The strike became a dilemma to some role-players: The National Union of Mineworkers (NUM) and COSATU struggled to formulate a response. In the end, COSATU remained largely silent even though champions of free enterprise used the strike to demonise demands for meaningful wage increases and to call for a reduction of union rights. NUM missed the opportunity to support fellow mineworkers by, for example, contributing to the strike support fund. In the end, NUM broke its silence to join government in calling for an end to the strike.

The ANC had a two-sided response. Mineral Resources Minister Ngoako Ramathlodi did very well to intervene, forcing parties to get back to the table to discuss solutions. On the other hand, the ANC's Gwede Mantashe stirred a hornet’s nest when, incredibly, he blamed the strike on “foreign forces” who were intent on weakening South Africa’s economy.
With the strike ended, where do we as a society go from here? What will be the ripple effect in the labour relations system?

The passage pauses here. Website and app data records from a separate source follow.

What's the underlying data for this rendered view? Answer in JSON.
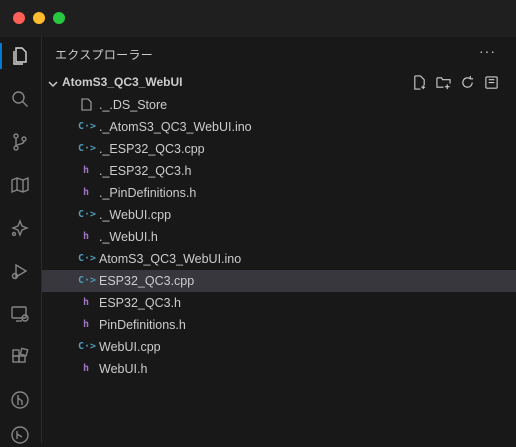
{
  "explorer": {
    "title": "エクスプローラー",
    "more_label": "···"
  },
  "folder": {
    "name": "AtomS3_QC3_WebUI",
    "actions": [
      "new-file-icon",
      "new-folder-icon",
      "refresh-icon",
      "collapse-all-icon"
    ]
  },
  "files": [
    {
      "name": "._.DS_Store",
      "icon": "file-icon",
      "type": "generic"
    },
    {
      "name": "._AtomS3_QC3_WebUI.ino",
      "icon": "cpp-icon",
      "type": "cpp",
      "glyph": "C·>"
    },
    {
      "name": "._ESP32_QC3.cpp",
      "icon": "cpp-icon",
      "type": "cpp",
      "glyph": "C·>"
    },
    {
      "name": "._ESP32_QC3.h",
      "icon": "header-icon",
      "type": "h",
      "glyph": "h"
    },
    {
      "name": "._PinDefinitions.h",
      "icon": "header-icon",
      "type": "h",
      "glyph": "h"
    },
    {
      "name": "._WebUI.cpp",
      "icon": "cpp-icon",
      "type": "cpp",
      "glyph": "C·>"
    },
    {
      "name": "._WebUI.h",
      "icon": "header-icon",
      "type": "h",
      "glyph": "h"
    },
    {
      "name": "AtomS3_QC3_WebUI.ino",
      "icon": "cpp-icon",
      "type": "cpp",
      "glyph": "C·>"
    },
    {
      "name": "ESP32_QC3.cpp",
      "icon": "cpp-icon",
      "type": "cpp",
      "glyph": "C·>",
      "selected": true
    },
    {
      "name": "ESP32_QC3.h",
      "icon": "header-icon",
      "type": "h",
      "glyph": "h"
    },
    {
      "name": "PinDefinitions.h",
      "icon": "header-icon",
      "type": "h",
      "glyph": "h"
    },
    {
      "name": "WebUI.cpp",
      "icon": "cpp-icon",
      "type": "cpp",
      "glyph": "C·>"
    },
    {
      "name": "WebUI.h",
      "icon": "header-icon",
      "type": "h",
      "glyph": "h"
    }
  ],
  "activity_bar": [
    "explorer-icon",
    "search-icon",
    "source-control-icon",
    "map-icon",
    "sparkle-icon",
    "run-debug-icon",
    "remote-explorer-icon",
    "extensions-icon",
    "git-graph-icon",
    "accounts-icon"
  ],
  "colors": {
    "background": "#181818",
    "selection": "#37373d",
    "accent": "#0078d4",
    "cpp": "#519aba",
    "header": "#a074c4"
  }
}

There is talk of measures to restrict the space for trade unions to embark on strike action. Spokespersons for big business favour changes to the labour relations act to control strike action. And some in government agree, although indications are that trying to putting a lid on union activism at a time of heightened inequality may exacerbate rather than diminish conflict.
In the wake of the strike, government is also applying pressure to the two bodies aimed at encouraging co-operation between social partners. Through Ramatlhodi, government has suggested that the National Economic Development and Labour Council as well as the Commission for Conciliation, Mediation and Arbitration should share the blame for the length of the strike. The accusation does not seem fair, but a review of these bodies may lead to new powers that allow them to investigate the split over time between wages and profits in key sectors.
Unions are emboldened for the period ahead. AMCU believes the strike has effectively highlighted the dismal wages and living conditions in the mining sector. It is confident about playing a key role in securing more fundamental changes in the years ahead. Learning from the strike, more trade unions are now starting to refer to actual rand values rather than simply percentage points in framing their wage demands. By doing so, they get the public to understand how wages have stagnated and that, in many cases, a ‘double digit’ increase translates into little more than R200 a month.
It is not clear what lessons the captains of industry have learnt from the strike. So far one concession is that, as specialist lawyer Johan Olivier put it, companies should “show sensitivity when financially rewarding executives while refusing double digit increases to workers”.
For their part, the police forces will need to continue to build on their capacity to deal with violence and crowd management issues that flow from strikes. They need to maintain a fine balance – prevent violence while respecting workers right to organise. Apart from equipment and relevant policing skills, the police service also need highly skilled interlocutors who can interpret the workers responses, concerns and perceptions in times of crisis. 
If we can address fundamental issues raised by the strike – poor labour relations and the need to increase wages and share wealth at a faster rate – we may yet come to see the 2014 miners’ strike as beneficial rather than damaging to South Africa.

Frank Meintjies